Throughout those few days in America, we saw the Global Gig switch dynamically from a 2G to a 3G network to provide whatever service it could find, with speeds of around 1 to 3Mbps when we used it, which should be perfectly adequate for most people.

It won’t be perfect for downloading lots of files, but checking your email, surfing the web, updating Twitter, and checking the social networking sites will be fine here.

Service, of course, depends on the connection of where you are, and while it wasn’t the quality we’re used to out of a local Telstra or Optus connection, it at least won’t cost you the arm and a leg that we’re used to paying for roughly $15 per megabyte.

Global Gig's Mobile Hotspot sitting next to Samsung's Galaxy S3 handset.

If you plan on taking Global Gig’s hotspot around with you, however, switch it off often.

Our battery lasted a maximum of about four hours, but it would get very hot after roughly an hour of use, with the hardware crashing when it heated up. If this happens, switch the unit off for about five or ten minutes, and it should be good to go again.

Charging also switches the unit on and – provided it has been setup to connect automatically – can connect the hotspot online, which is both useful (if you’re back at the hotel) and not so useful (if you’re charging it overnight and it stays online, your devices constantly downloading).


While it only works in three nations around the world at the moment, the price is certainly right for what it offers, especially in comparison to the cost of travelling with the regular telco option.

It isn’t the fastest connection, and if you’re using it locally, there are a lot of better options, but if you need internet access in any of the countries it offers – at the moment, there are two outside Australia: UK and USA – it’s hard to go past the value here. Just make sure not to leave it in your pocket, because it could get toasty.

Price (RRP)

$129 for the Global Gig hotspot; Plans from $25

Pros & Cons

Product Pros

Provides reasonably reliable mobile internet service; Decent pricing;

Product Cons

Battery lasts around 3-4 hours; Overheats easily;



Latest reviews

  • Review: D-Link Taipan AC3200 modem router

    Need a ton of performance for WiFi at home? No worries, because D-Link has something that might fit the bill, and it's so big, you might even have problems…
  • AppMonday: QuizUp

    The useless knowledge we all have could fill a room, and possibly an encyclopaedia, but now you can flex your trivial knowledge muscle with a game that only takes…
  • Review: Bose SoundTouch 10

    The next area to get attention in the sound world isn’t big headphones, though we love those too.
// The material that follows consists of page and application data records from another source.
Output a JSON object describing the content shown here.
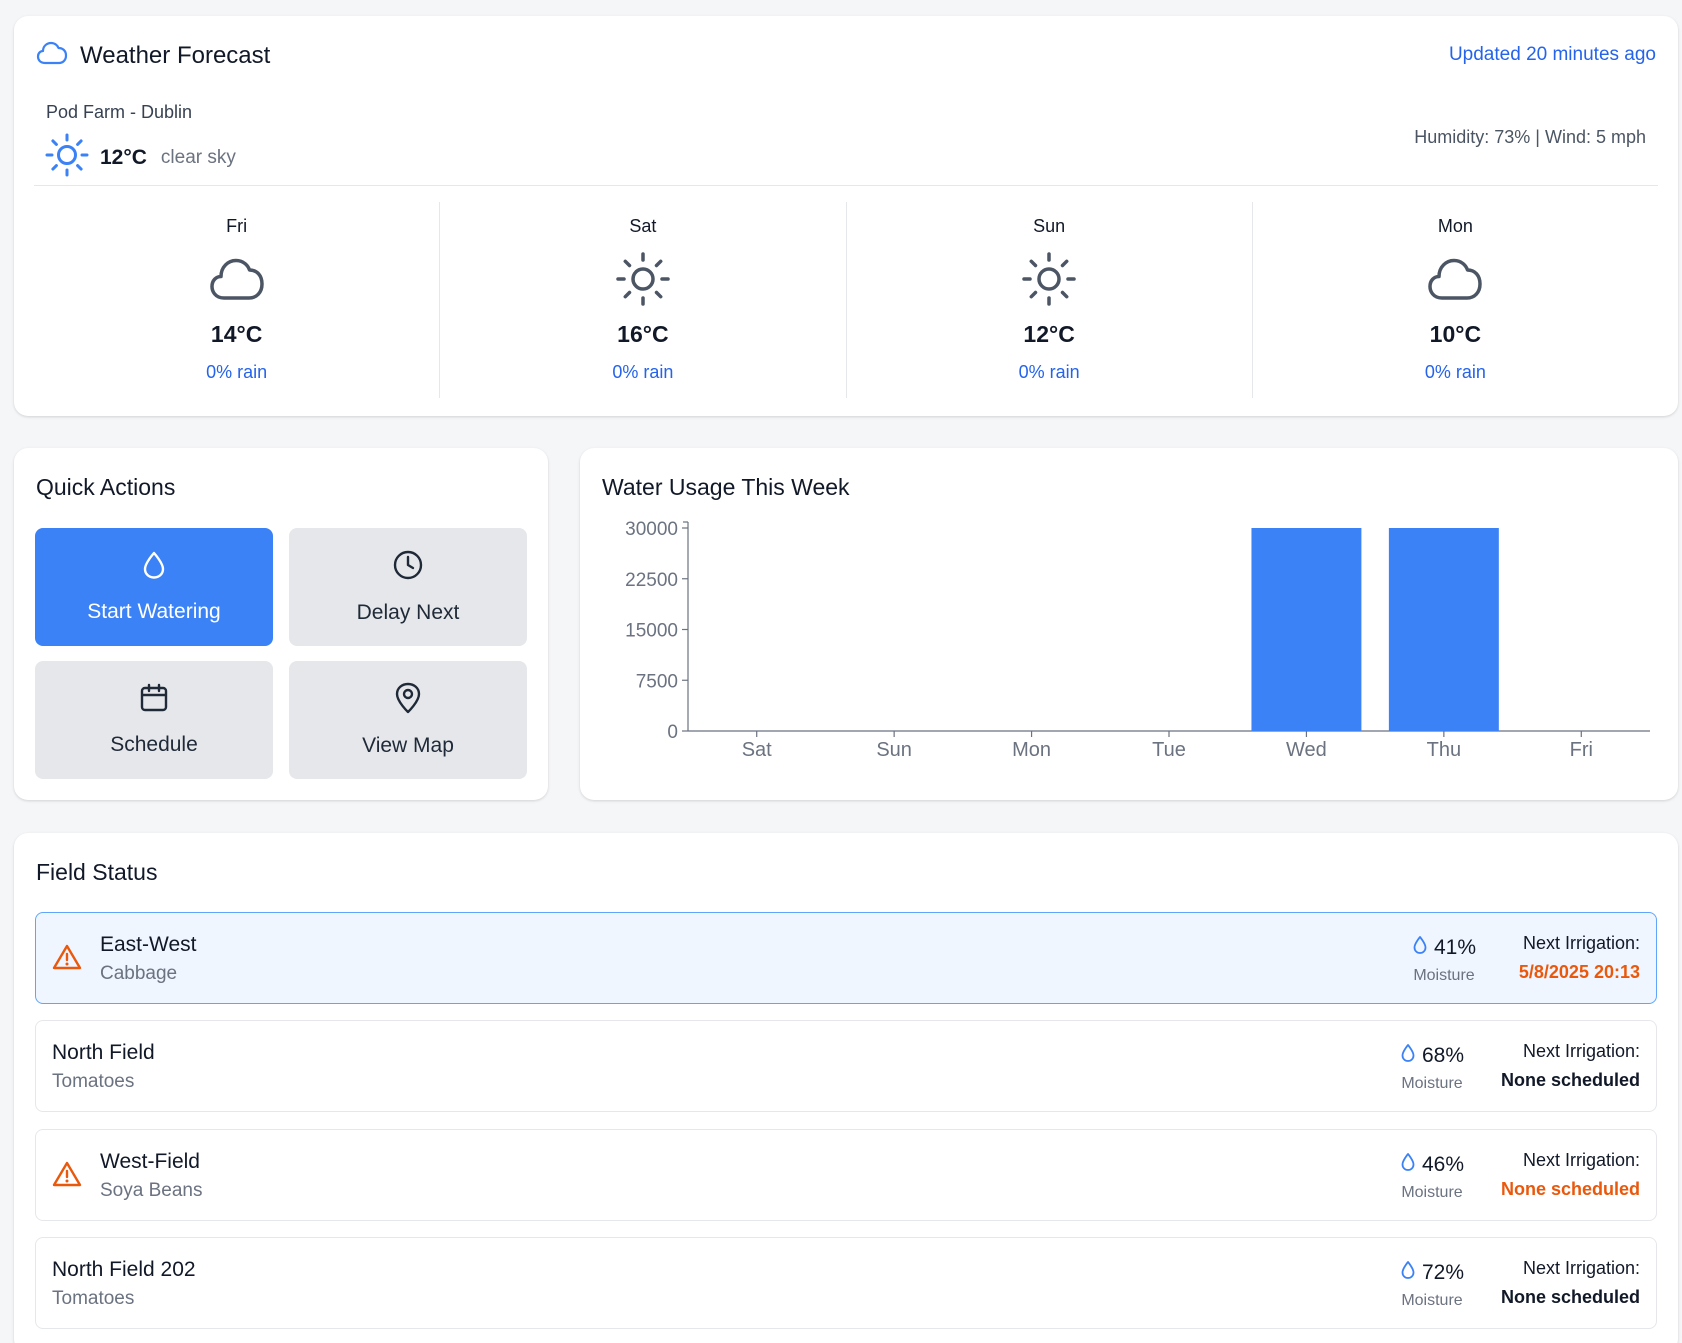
{
  "weather": {
    "title": "Weather Forecast",
    "updated": "Updated 20 minutes ago",
    "location": "Pod Farm - Dublin",
    "current_temp": "12°C",
    "current_desc": "clear sky",
    "stats": "Humidity: 73% | Wind: 5 mph",
    "forecast": [
      {
        "day": "Fri",
        "icon": "cloud-icon",
        "temp": "14°C",
        "rain": "0% rain"
      },
      {
        "day": "Sat",
        "icon": "sun-icon",
        "temp": "16°C",
        "rain": "0% rain"
      },
      {
        "day": "Sun",
        "icon": "sun-icon",
        "temp": "12°C",
        "rain": "0% rain"
      },
      {
        "day": "Mon",
        "icon": "cloud-icon",
        "temp": "10°C",
        "rain": "0% rain"
      }
    ]
  },
  "actions": {
    "title": "Quick Actions",
    "start": "Start Watering",
    "delay": "Delay Next",
    "schedule": "Schedule",
    "map": "View Map"
  },
  "chart_title": "Water Usage This Week",
  "chart_data": {
    "type": "bar",
    "categories": [
      "Sat",
      "Sun",
      "Mon",
      "Tue",
      "Wed",
      "Thu",
      "Fri"
    ],
    "values": [
      0,
      0,
      0,
      0,
      30000,
      30000,
      0
    ],
    "yticks": [
      0,
      7500,
      15000,
      22500,
      30000
    ],
    "ylim": [
      0,
      30000
    ],
    "color": "#3b82f6"
  },
  "fields": {
    "title": "Field Status",
    "moisture_label": "Moisture",
    "irrigation_label": "Next Irrigation:",
    "rows": [
      {
        "name": "East-West",
        "crop": "Cabbage",
        "moisture": "41%",
        "next": "5/8/2025 20:13",
        "alert": true,
        "highlight": true,
        "next_warn": true
      },
      {
        "name": "North Field",
        "crop": "Tomatoes",
        "moisture": "68%",
        "next": "None scheduled",
        "alert": false,
        "highlight": false,
        "next_warn": false
      },
      {
        "name": "West-Field",
        "crop": "Soya Beans",
        "moisture": "46%",
        "next": "None scheduled",
        "alert": true,
        "highlight": false,
        "next_warn": true
      },
      {
        "name": "North Field 202",
        "crop": "Tomatoes",
        "moisture": "72%",
        "next": "None scheduled",
        "alert": false,
        "highlight": false,
        "next_warn": false
      }
    ]
  },
  "colors": {
    "accent": "#3b82f6",
    "link": "#2563eb",
    "warning": "#ea580c"
  }
}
No, it’s multi-room, and while Sonos may well dominate, Bose is…
  • Review: Nespresso by KitchenAid

    The instant espresso market we refer to as “inspresso” is hot at the moment, but most of the machines tend to offer a plastic look that might be premium,…
  • A day of ordinary: Motorola's flagship X Style reviewed
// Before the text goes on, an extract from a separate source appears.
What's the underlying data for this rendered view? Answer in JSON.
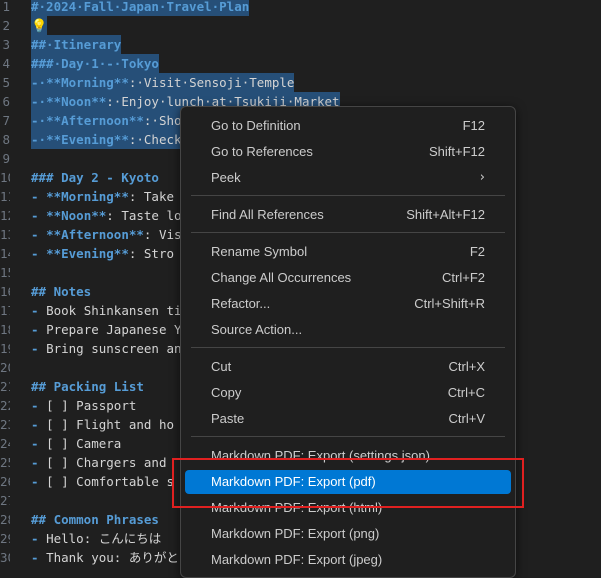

    This year, Motorola has not one, but two smartphones it wants to call flagship, offering a choice between solid battery life in the X Play or solid specs and…
  • AppMonday: Fenix (Android)

    A more modern take on what Twitter can be, Fenix is one of those very Android-inspired apps that feels like aims to make things simple.
  • Review: Plantronics BackBeat Sense wireless headphones

    You shouldn’t have to spend a fortune to have decent sound and not need cables, but this is becoming a thing where it’s obvious that you do. Or is…
  • Australia's first in-depth Apple iPad Pro review

    Apple may have reinvented the tablet for today, but it has plans to give artists a tablet for tomorrow, and it arrives in the form of the iPad Pro,…
  • Today's tablet: Microsoft's Surface Pro 4 reviewed

    A year has passed between Microsoft’s tablet-turned-laptop, and for the fourth generation, it thinks it has nailed the bugs. Is this the best tablet out there?
  • Apple TV for 2015 reviewed

    The new 4th generation Apple TV went on sale last week in Australia. I’ve been using one in my living room a few days before launch to see what’s…

“How do you stop yourself from being caught out by these scam artists?”

Read More

Tell us…

Will you be installing an ad blocker on your smartphone?

View Results

Loading ... Loading ...

“There’s certainly no doubt that you can find a bargain, but like always, you get what you pay for.”

Read More